However, she had a warning too. “The SFC highlight that late, large changes by the UK Gov in the financial year are v difficult for us to manage,” she added.

“Our budget can be revised up or down, subject to what the UK Gov actually spend.

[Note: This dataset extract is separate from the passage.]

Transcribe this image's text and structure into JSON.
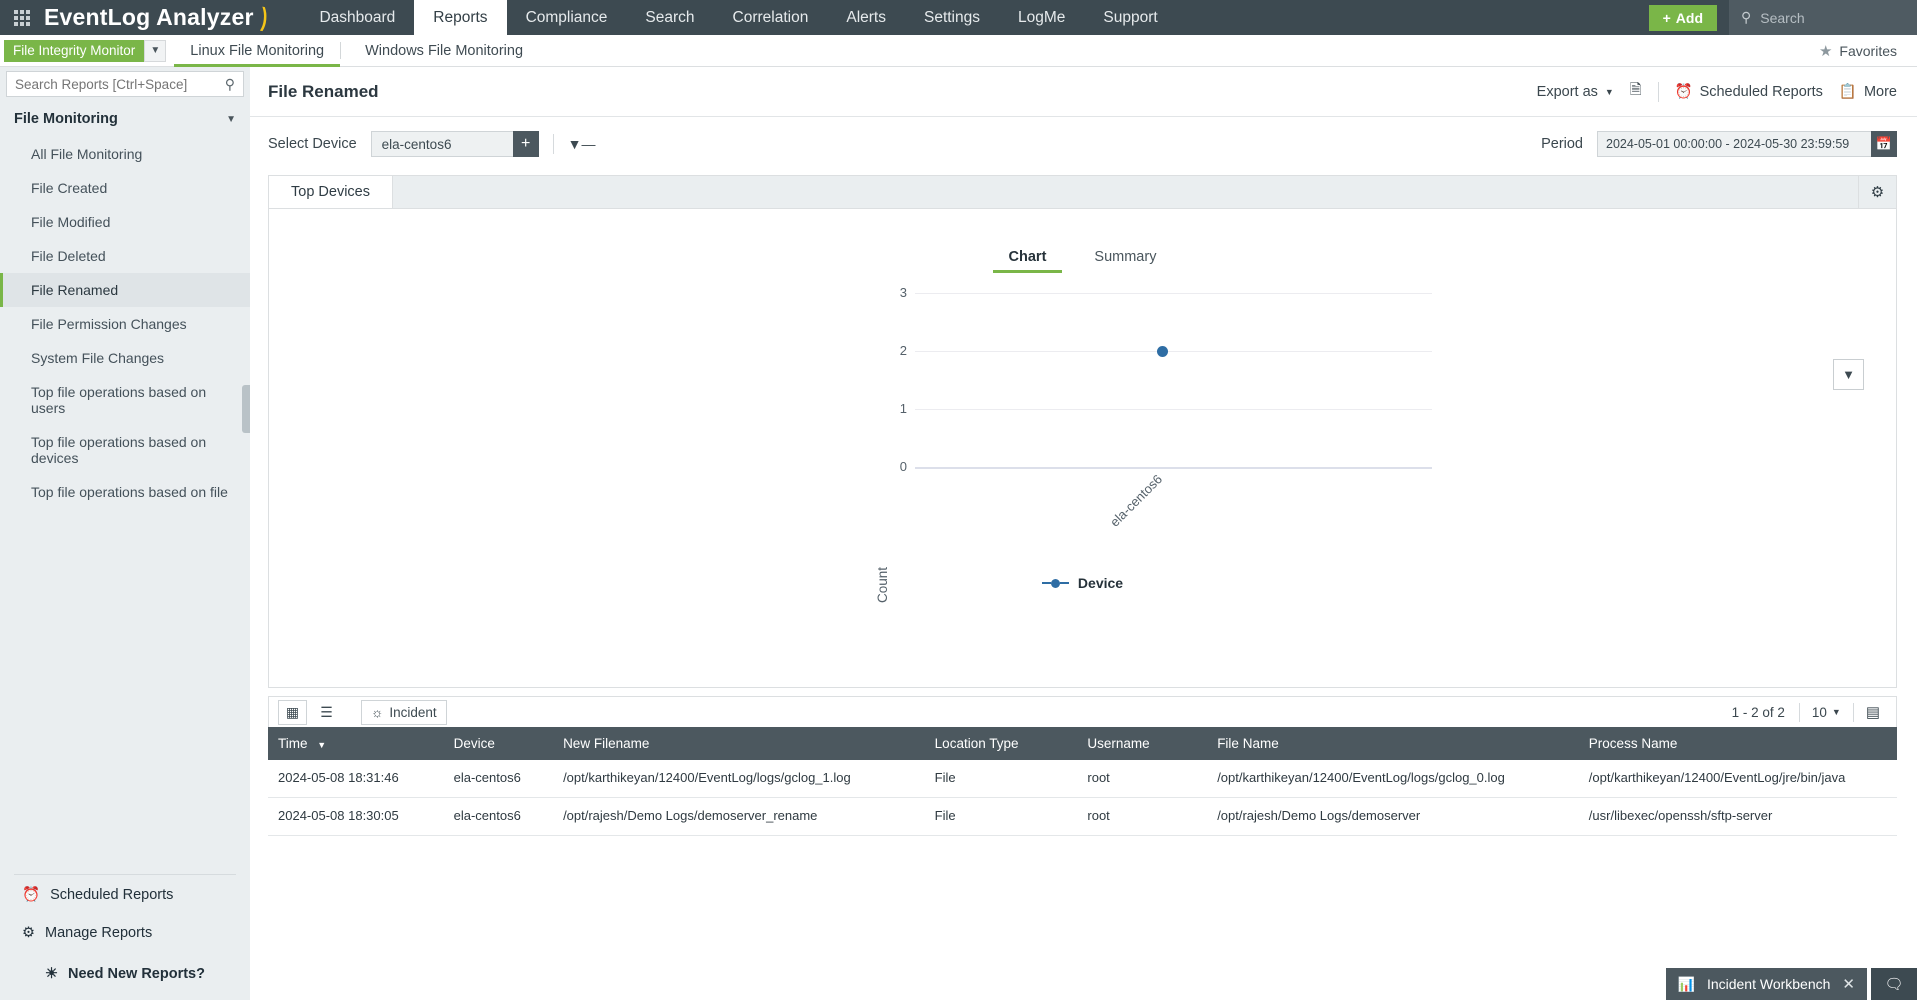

That means that funding can be clawed back - as late as a few weeks before year end.”

Other key figures included with the SFC report show that nominal earnings and income tax revenues have both been revised upwards.

The full report can be read here.